A guest essay in The New York Times asserting that adoption can be more traumatic than abortion received heated criticism from pro-life media pundits, who said that living life as an adoptee is considerably more favorable than not living a life at all.
Democratic consultant Elizabeth Spiers, referencing Supreme Court Justice Amy Coney Barrett's suggestion in recent oral arguments that women could turn to adoption as an abortion alternative, wrote in her piece, published Friday, that, as an adoptee, she was "floored by Justice Barrett’s assumption that adoption is an accessible and desirable alternative for women who find themselves unexpectedly pregnant."
She argued that adoption is "often just as traumatic as the right thinks abortion is, if not more so, as a woman has to relinquish not a lump of cells but a fully formed baby she has lived with for nine months."
The article prompted a slew of criticisms from notable conservative commentators that Spiers described as "callous" opinions.
The Daily Wire's Ben Shapiro penned a 17-point Twitter thread outlining the "lunacy" of Spiers' article.
"If you're worried that the biological bond between mother and child will be 'taken away' by adoption, I know of something else that will take away that bond. Permanently," he said, referring to a paragraph of the article in which Spiers states that a pregnant mother will "undergo the bonding with a child that happens by biological design as an embryo develops into a living, breathing, conscious human" that will then be "taken away."
Meghan McCain, currently a columnist for the Daily Mail, responded to the article by saying that her sisters, who were adopted, would prefer living as adoptees over being dead as a result of an abortion.
"I can assure you my sister prefers being alive than dead," she said in a tweet Friday. "And would prefer a life outside of an orphanage in Calcutta. Of all the grotesque woke commentary to emerge in the past few years - the anti-adoption fringe intellectuals are by far the most vile and sick."

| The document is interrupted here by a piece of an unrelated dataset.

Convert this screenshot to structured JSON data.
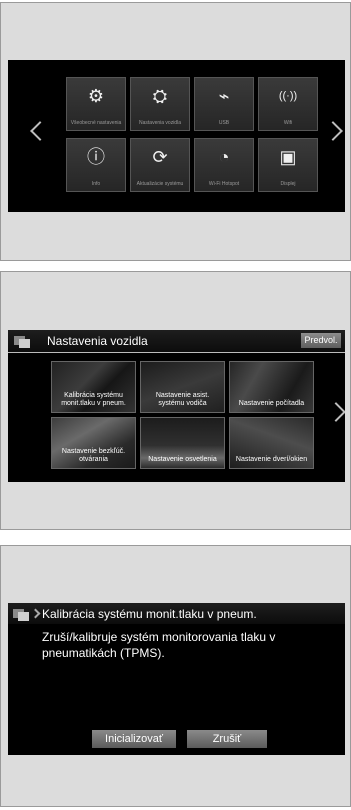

Spiers' essay came as the Supreme Court hears the case of Mississippi's abortion law that prohibits the procedure after 15 weeks of pregnancy, a case widely viewed as a direct challenge to the landmark 1973 decision Roe v. Wade, which guaranteed a woman's right to an abortion.